Into a thousand parts divide one man,
And make imaginary puissance;
Think when we talk of horses, that you see them
Printing their proud hoofs i’ the receiving earth;
For ‘tis your thoughts that now must deck our kings,
Carry them here and there; jumping o’er times,
Turning the accomplishment of many years
Into an hour-glass: for the which supply,
Admit me Chorus to this history;
Who prologue-like your humble patience pray,
Gently to hear, kindly to judge, our play.
In honor of Shakespeare’s birthday, I thought it’d be fun to do a meme. The criteria are simple:
- Record yourself reading a Shakespearean monologue.
- Post it and tag it with “shakespeare monologue meme.”
That’s it. That’s the meme. What you read and how you read it is up to you! Playing multiple times is encouraged. :D
David Tennant as Romeo (and Adrian Schiller as Mercutio?) in the RSC’s 2000 Romeo and Juliet.
WELL HELLO THERE
WATCH THIS: Jamie Parker does the St. Crispins Day speech from Henry the V.
I got to see this production a couple years ago, with one crucial difference - it was raining that night, pissing wet London weather pouring down on the real groundlings, standing in front of the stage for 3 hours, wearing slickers (I had splurged for slightly better seats, I’m nobody’s idea of a hero). When Parker came down to do that last chunk (“We few, we happy few, we band of brothers / for he who sheds his blood with me shall be my brother, be he ne’er so vile*”) he did so at the lip of the stage, uncovered … getting soaked in the rain with all the groundlings. At the risk of sounding just too corny for you to keep reading, it was why we go to the theater at all.
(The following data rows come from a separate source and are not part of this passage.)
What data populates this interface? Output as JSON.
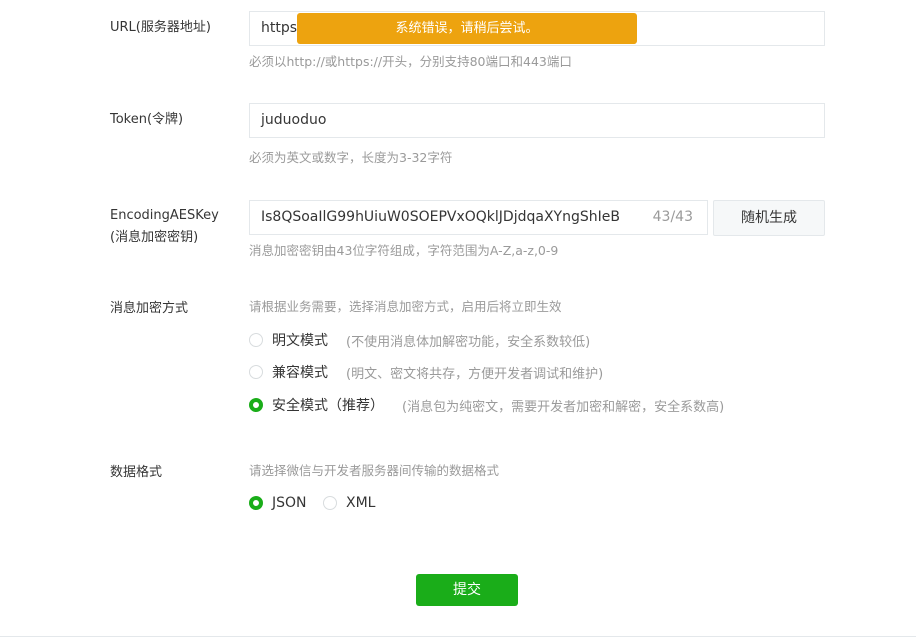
{
  "toast": {
    "message": "系统错误，请稍后尝试。"
  },
  "url": {
    "label": "URL(服务器地址)",
    "value": "https:",
    "hint": "必须以http://或https://开头，分别支持80端口和443端口"
  },
  "token": {
    "label": "Token(令牌)",
    "value": "juduoduo",
    "hint": "必须为英文或数字，长度为3-32字符"
  },
  "aeskey": {
    "label_line1": "EncodingAESKey",
    "label_line2": "(消息加密密钥)",
    "value": "Is8QSoaIlG99hUiuW0SOEPVxOQklJDjdqaXYngShIeB",
    "counter": "43/43",
    "generate_label": "随机生成",
    "hint": "消息加密密钥由43位字符组成，字符范围为A-Z,a-z,0-9"
  },
  "encryption": {
    "label": "消息加密方式",
    "hint": "请根据业务需要，选择消息加密方式，启用后将立即生效",
    "options": [
      {
        "label": "明文模式",
        "desc": "(不使用消息体加解密功能，安全系数较低)",
        "checked": false
      },
      {
        "label": "兼容模式",
        "desc": "(明文、密文将共存，方便开发者调试和维护)",
        "checked": false
      },
      {
        "label": "安全模式（推荐）",
        "desc": "(消息包为纯密文，需要开发者加密和解密，安全系数高)",
        "checked": true
      }
    ]
  },
  "format": {
    "label": "数据格式",
    "hint": "请选择微信与开发者服务器间传输的数据格式",
    "options": [
      {
        "label": "JSON",
        "checked": true
      },
      {
        "label": "XML",
        "checked": false
      }
    ]
  },
  "submit": {
    "label": "提交"
  },
  "colors": {
    "primary_green": "#1aad19",
    "toast_orange": "#eda30f"
  }
}
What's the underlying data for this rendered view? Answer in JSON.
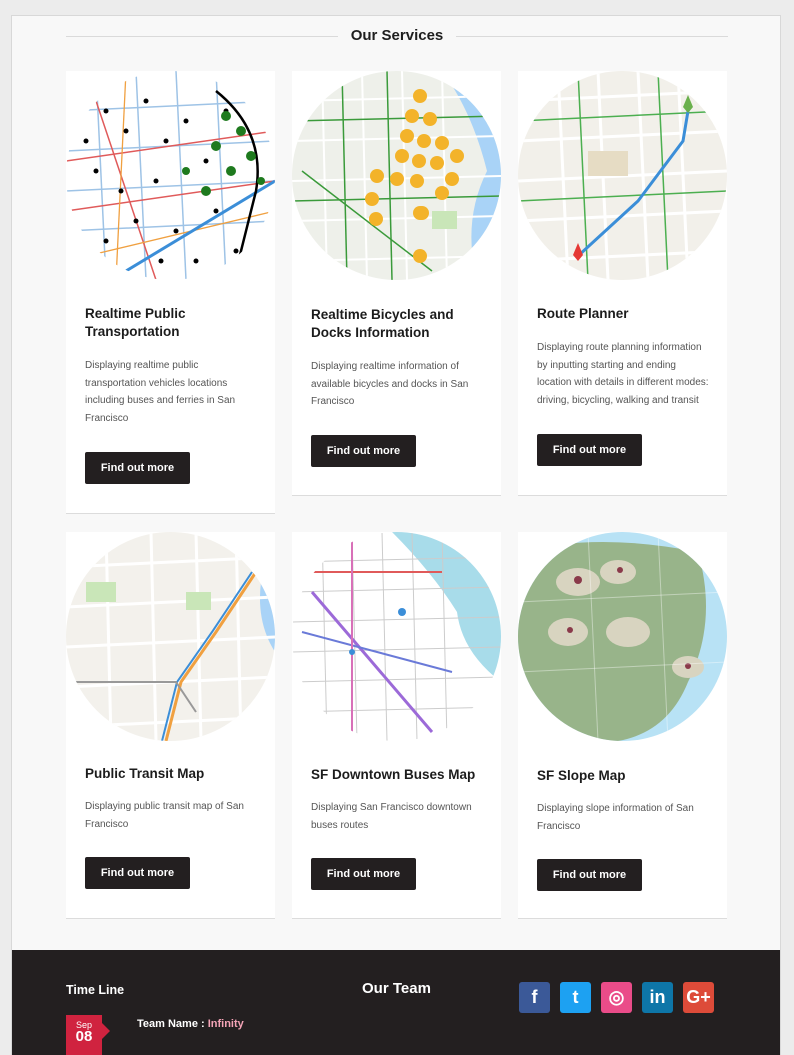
{
  "services_title": "Our Services",
  "cards": [
    {
      "title": "Realtime Public Transportation",
      "desc": "Displaying realtime public transportation vehicles locations including buses and ferries in San Francisco",
      "button": "Find out more"
    },
    {
      "title": "Realtime Bicycles and Docks Information",
      "desc": "Displaying realtime information of available bicycles and docks in San Francisco",
      "button": "Find out more"
    },
    {
      "title": "Route Planner",
      "desc": "Displaying route planning information by inputting starting and ending location with details in different modes: driving, bicycling, walking and transit",
      "button": "Find out more"
    },
    {
      "title": "Public Transit Map",
      "desc": "Displaying public transit map of San Francisco",
      "button": "Find out more"
    },
    {
      "title": "SF Downtown Buses Map",
      "desc": "Displaying San Francisco downtown buses routes",
      "button": "Find out more"
    },
    {
      "title": "SF Slope Map",
      "desc": "Displaying slope information of San Francisco",
      "button": "Find out more"
    }
  ],
  "footer": {
    "timeline_title": "Time Line",
    "team_title": "Our Team",
    "date_month": "Sep",
    "date_day": "08",
    "team_label": "Team Name : ",
    "team_name": "Infinity",
    "socials": [
      {
        "icon": "facebook-icon",
        "glyph": "f",
        "color": "#3b5998"
      },
      {
        "icon": "twitter-icon",
        "glyph": "t",
        "color": "#1da1f2"
      },
      {
        "icon": "dribbble-icon",
        "glyph": "◎",
        "color": "#ea4c89"
      },
      {
        "icon": "linkedin-icon",
        "glyph": "in",
        "color": "#0e76a8"
      },
      {
        "icon": "google-plus-icon",
        "glyph": "G+",
        "color": "#dd4b39"
      }
    ]
  }
}
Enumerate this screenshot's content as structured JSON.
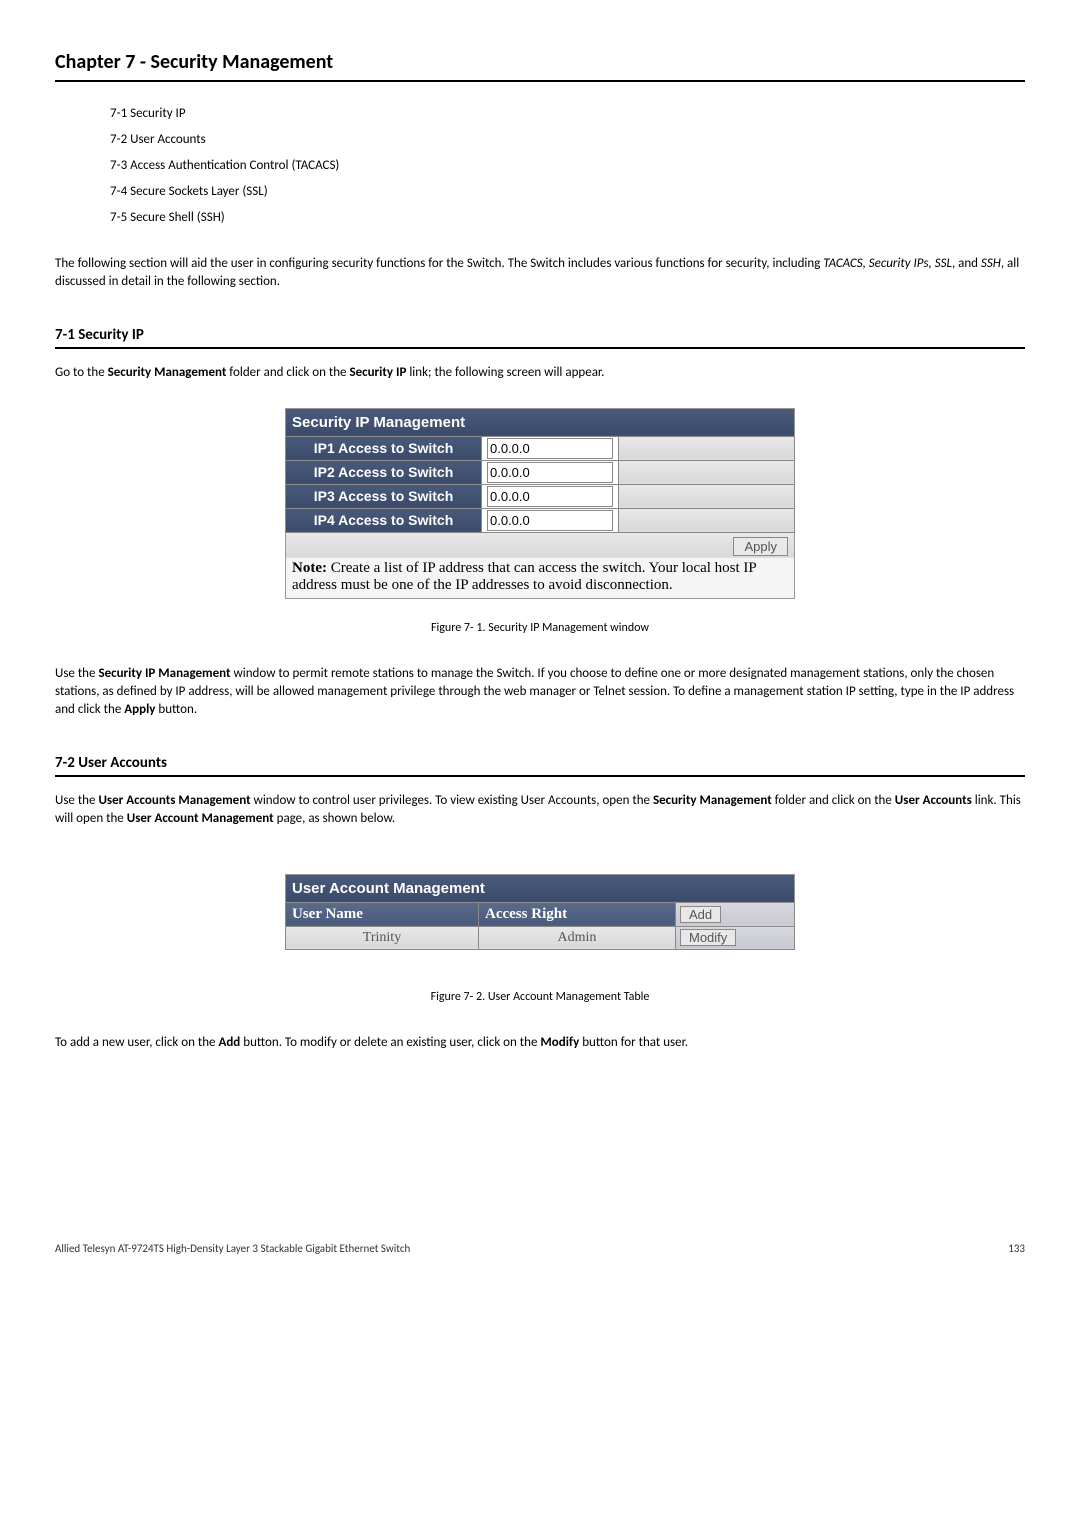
{
  "chapter_title": "Chapter 7 - Security Management",
  "toc": [
    "7-1 Security IP",
    "7-2 User Accounts",
    "7-3 Access Authentication Control (TACACS)",
    "7-4 Secure Sockets Layer (SSL)",
    "7-5 Secure Shell (SSH)"
  ],
  "intro_pre": "The following section will aid the user in configuring security functions for the Switch. The Switch includes various functions for security, including ",
  "intro_italic": "TACACS, Security IPs, SSL",
  "intro_mid": ", and ",
  "intro_italic2": "SSH",
  "intro_post": ", all discussed in detail in the following section.",
  "sec71": {
    "heading": "7-1 Security IP",
    "p1_pre": "Go to the ",
    "p1_b1": "Security Management",
    "p1_mid": " folder and click on the ",
    "p1_b2": "Security IP",
    "p1_post": " link; the following screen will appear.",
    "table_title": "Security IP Management",
    "rows": [
      {
        "label": "IP1 Access to Switch",
        "value": "0.0.0.0"
      },
      {
        "label": "IP2 Access to Switch",
        "value": "0.0.0.0"
      },
      {
        "label": "IP3 Access to Switch",
        "value": "0.0.0.0"
      },
      {
        "label": "IP4 Access to Switch",
        "value": "0.0.0.0"
      }
    ],
    "apply_label": "Apply",
    "note_bold": "Note:",
    "note_text": " Create a list of IP address that can access the switch. Your local host IP address must be one of the IP addresses to avoid disconnection.",
    "caption": "Figure 7- 1. Security IP Management window",
    "p2_pre": "Use the ",
    "p2_b1": "Security IP Management",
    "p2_mid": " window to permit remote stations to manage the Switch. If you choose to define one or more designated management stations, only the chosen stations, as defined by IP address, will be allowed management privilege through the web manager or Telnet session. To define a management station IP setting, type in the IP address and click the ",
    "p2_b2": "Apply",
    "p2_post": " button."
  },
  "sec72": {
    "heading": "7-2 User Accounts",
    "p1_pre": "Use the ",
    "p1_b1": "User Accounts Management",
    "p1_mid1": " window to control user privileges. To view existing User Accounts, open the ",
    "p1_b2": "Security Management",
    "p1_mid2": " folder and click on the ",
    "p1_b3": "User Accounts",
    "p1_mid3": " link. This will open the ",
    "p1_b4": "User Account Management",
    "p1_post": " page, as shown below.",
    "table_title": "User Account Management",
    "col_user": "User Name",
    "col_access": "Access Right",
    "add_label": "Add",
    "data_user": "Trinity",
    "data_access": "Admin",
    "modify_label": "Modify",
    "caption": "Figure 7- 2. User Account Management Table",
    "p2_pre": "To add a new user, click on the ",
    "p2_b1": "Add",
    "p2_mid": " button. To modify or delete an existing user, click on the ",
    "p2_b2": "Modify",
    "p2_post": " button for that user."
  },
  "footer_left": "Allied Telesyn AT-9724TS High-Density Layer 3 Stackable Gigabit Ethernet Switch",
  "footer_right": "133"
}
Dig in. And Happy Birthday Shakespeare.
*I’ve probably got a couple words wrong, but before you yell at me, I did it from memory.Exactly this! Thank you for sharing :)